╭──

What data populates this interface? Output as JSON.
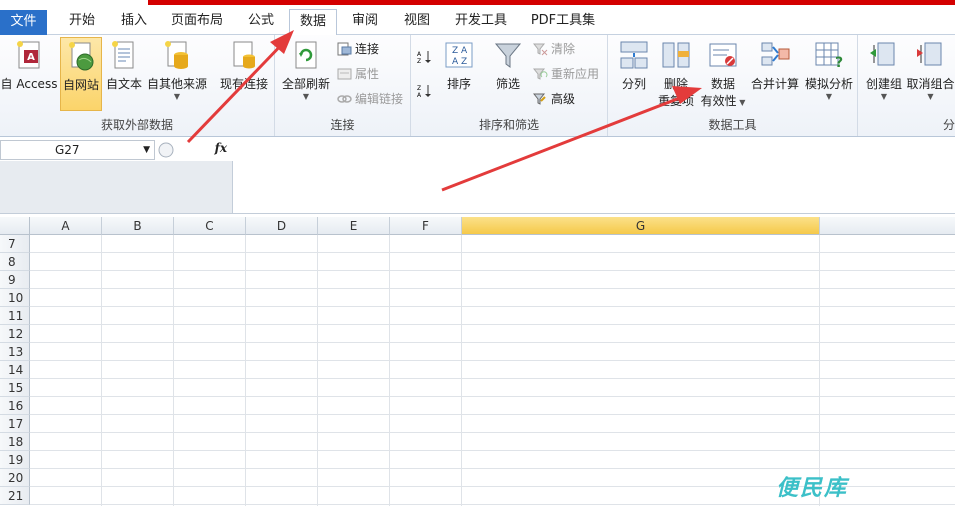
{
  "tabs": [
    {
      "label": "文件"
    },
    {
      "label": "开始"
    },
    {
      "label": "插入"
    },
    {
      "label": "页面布局"
    },
    {
      "label": "公式"
    },
    {
      "label": "数据"
    },
    {
      "label": "审阅"
    },
    {
      "label": "视图"
    },
    {
      "label": "开发工具"
    },
    {
      "label": "PDF工具集"
    }
  ],
  "ribbon": {
    "external": {
      "label": "获取外部数据",
      "access": "自 Access",
      "web": "自网站",
      "text": "自文本",
      "other": "自其他来源",
      "existing": "现有连接"
    },
    "connections": {
      "label": "连接",
      "refresh_all": "全部刷新",
      "connections": "连接",
      "properties": "属性",
      "edit_links": "编辑链接"
    },
    "sort_filter": {
      "label": "排序和筛选",
      "sort": "排序",
      "filter": "筛选",
      "clear": "清除",
      "reapply": "重新应用",
      "advanced": "高级"
    },
    "data_tools": {
      "label": "数据工具",
      "text_to_columns": "分列",
      "remove_dup_1": "删除",
      "remove_dup_2": "重复项",
      "validation_1": "数据",
      "validation_2": "有效性",
      "consolidate": "合并计算",
      "whatif": "模拟分析"
    },
    "outline": {
      "group": "创建组",
      "ungroup": "取消组合",
      "label_partial": "分"
    }
  },
  "formula_bar": {
    "name_box": "G27",
    "fx": "fx",
    "formula": ""
  },
  "columns": [
    "A",
    "B",
    "C",
    "D",
    "E",
    "F",
    "G"
  ],
  "selected_column": "G",
  "rows": [
    "7",
    "8",
    "9",
    "10",
    "11",
    "12",
    "13",
    "14",
    "15",
    "16",
    "17",
    "18",
    "19",
    "20",
    "21"
  ],
  "watermark": "便民库",
  "colors": {
    "file_tab": "#2a70c9",
    "selected_header": "#f5c94a",
    "arrow": "#e33b3b",
    "top_strip": "#d40000"
  }
}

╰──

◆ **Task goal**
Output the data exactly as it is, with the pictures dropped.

◆ **The completed task**
What data populates this interface? Output as JSON.
{
  "tabs": [
    {
      "label": "文件"
    },
    {
      "label": "开始"
    },
    {
      "label": "插入"
    },
    {
      "label": "页面布局"
    },
    {
      "label": "公式"
    },
    {
      "label": "数据"
    },
    {
      "label": "审阅"
    },
    {
      "label": "视图"
    },
    {
      "label": "开发工具"
    },
    {
      "label": "PDF工具集"
    }
  ],
  "ribbon": {
    "external": {
      "label": "获取外部数据",
      "access": "自 Access",
      "web": "自网站",
      "text": "自文本",
      "other": "自其他来源",
      "existing": "现有连接"
    },
    "connections": {
      "label": "连接",
      "refresh_all": "全部刷新",
      "connections": "连接",
      "properties": "属性",
      "edit_links": "编辑链接"
    },
    "sort_filter": {
      "label": "排序和筛选",
      "sort": "排序",
      "filter": "筛选",
      "clear": "清除",
      "reapply": "重新应用",
      "advanced": "高级"
    },
    "data_tools": {
      "label": "数据工具",
      "text_to_columns": "分列",
      "remove_dup_1": "删除",
      "remove_dup_2": "重复项",
      "validation_1": "数据",
      "validation_2": "有效性",
      "consolidate": "合并计算",
      "whatif": "模拟分析"
    },
    "outline": {
      "group": "创建组",
      "ungroup": "取消组合",
      "label_partial": "分"
    }
  },
  "formula_bar": {
    "name_box": "G27",
    "fx": "fx",
    "formula": ""
  },
  "columns": [
    "A",
    "B",
    "C",
    "D",
    "E",
    "F",
    "G"
  ],
  "selected_column": "G",
  "rows": [
    "7",
    "8",
    "9",
    "10",
    "11",
    "12",
    "13",
    "14",
    "15",
    "16",
    "17",
    "18",
    "19",
    "20",
    "21"
  ],
  "watermark": "便民库",
  "colors": {
    "file_tab": "#2a70c9",
    "selected_header": "#f5c94a",
    "arrow": "#e33b3b",
    "top_strip": "#d40000"
  }
}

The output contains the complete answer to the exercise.